--- What to work on ---
Pictures are to be left out, but please repeat each record exactly.

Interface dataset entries
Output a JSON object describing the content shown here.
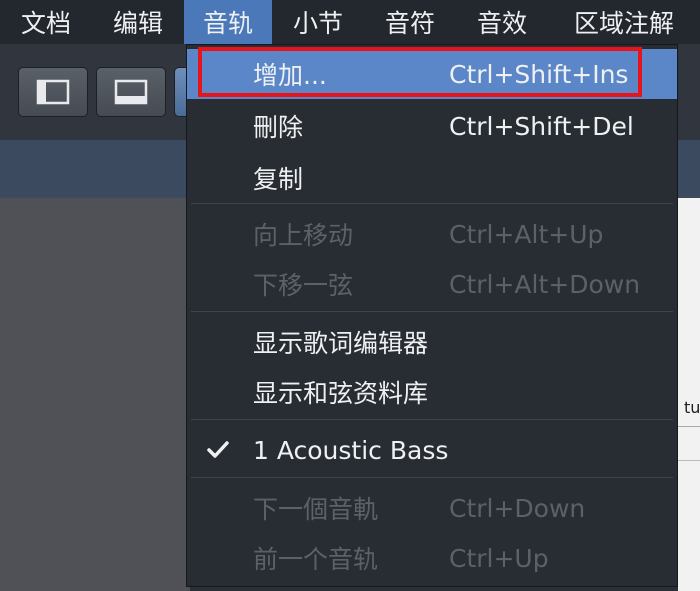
{
  "menubar": {
    "items": [
      "文档",
      "编辑",
      "音轨",
      "小节",
      "音符",
      "音效",
      "区域注解"
    ],
    "active_index": 2
  },
  "track_menu": {
    "items": [
      {
        "label": "增加...",
        "shortcut": "Ctrl+Shift+Ins",
        "enabled": true,
        "highlighted": true
      },
      {
        "label": "刪除",
        "shortcut": "Ctrl+Shift+Del",
        "enabled": true
      },
      {
        "label": "复制",
        "shortcut": "",
        "enabled": true
      },
      {
        "label": "向上移动",
        "shortcut": "Ctrl+Alt+Up",
        "enabled": false
      },
      {
        "label": "下移一弦",
        "shortcut": "Ctrl+Alt+Down",
        "enabled": false
      },
      {
        "label": "显示歌词编辑器",
        "shortcut": "",
        "enabled": true
      },
      {
        "label": "显示和弦资料库",
        "shortcut": "",
        "enabled": true
      },
      {
        "label": "1 Acoustic Bass",
        "shortcut": "",
        "enabled": true,
        "checked": true
      },
      {
        "label": "下一個音軌",
        "shortcut": "Ctrl+Down",
        "enabled": false
      },
      {
        "label": "前一个音轨",
        "shortcut": "Ctrl+Up",
        "enabled": false
      }
    ]
  },
  "side_panel": {
    "partial_text": "tu"
  },
  "colors": {
    "menubar_bg": "#23272e",
    "menu_bg": "#282c33",
    "highlight": "#5b87c9",
    "focus_outline": "#e8141c",
    "disabled_text": "#5c6168"
  }
}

--- The answer ---
Output a JSON object describing the content shown here.
{
  "menubar": {
    "items": [
      "文档",
      "编辑",
      "音轨",
      "小节",
      "音符",
      "音效",
      "区域注解"
    ],
    "active_index": 2
  },
  "track_menu": {
    "items": [
      {
        "label": "增加...",
        "shortcut": "Ctrl+Shift+Ins",
        "enabled": true,
        "highlighted": true
      },
      {
        "label": "刪除",
        "shortcut": "Ctrl+Shift+Del",
        "enabled": true
      },
      {
        "label": "复制",
        "shortcut": "",
        "enabled": true
      },
      {
        "label": "向上移动",
        "shortcut": "Ctrl+Alt+Up",
        "enabled": false
      },
      {
        "label": "下移一弦",
        "shortcut": "Ctrl+Alt+Down",
        "enabled": false
      },
      {
        "label": "显示歌词编辑器",
        "shortcut": "",
        "enabled": true
      },
      {
        "label": "显示和弦资料库",
        "shortcut": "",
        "enabled": true
      },
      {
        "label": "1 Acoustic Bass",
        "shortcut": "",
        "enabled": true,
        "checked": true
      },
      {
        "label": "下一個音軌",
        "shortcut": "Ctrl+Down",
        "enabled": false
      },
      {
        "label": "前一个音轨",
        "shortcut": "Ctrl+Up",
        "enabled": false
      }
    ]
  },
  "side_panel": {
    "partial_text": "tu"
  },
  "colors": {
    "menubar_bg": "#23272e",
    "menu_bg": "#282c33",
    "highlight": "#5b87c9",
    "focus_outline": "#e8141c",
    "disabled_text": "#5c6168"
  }
}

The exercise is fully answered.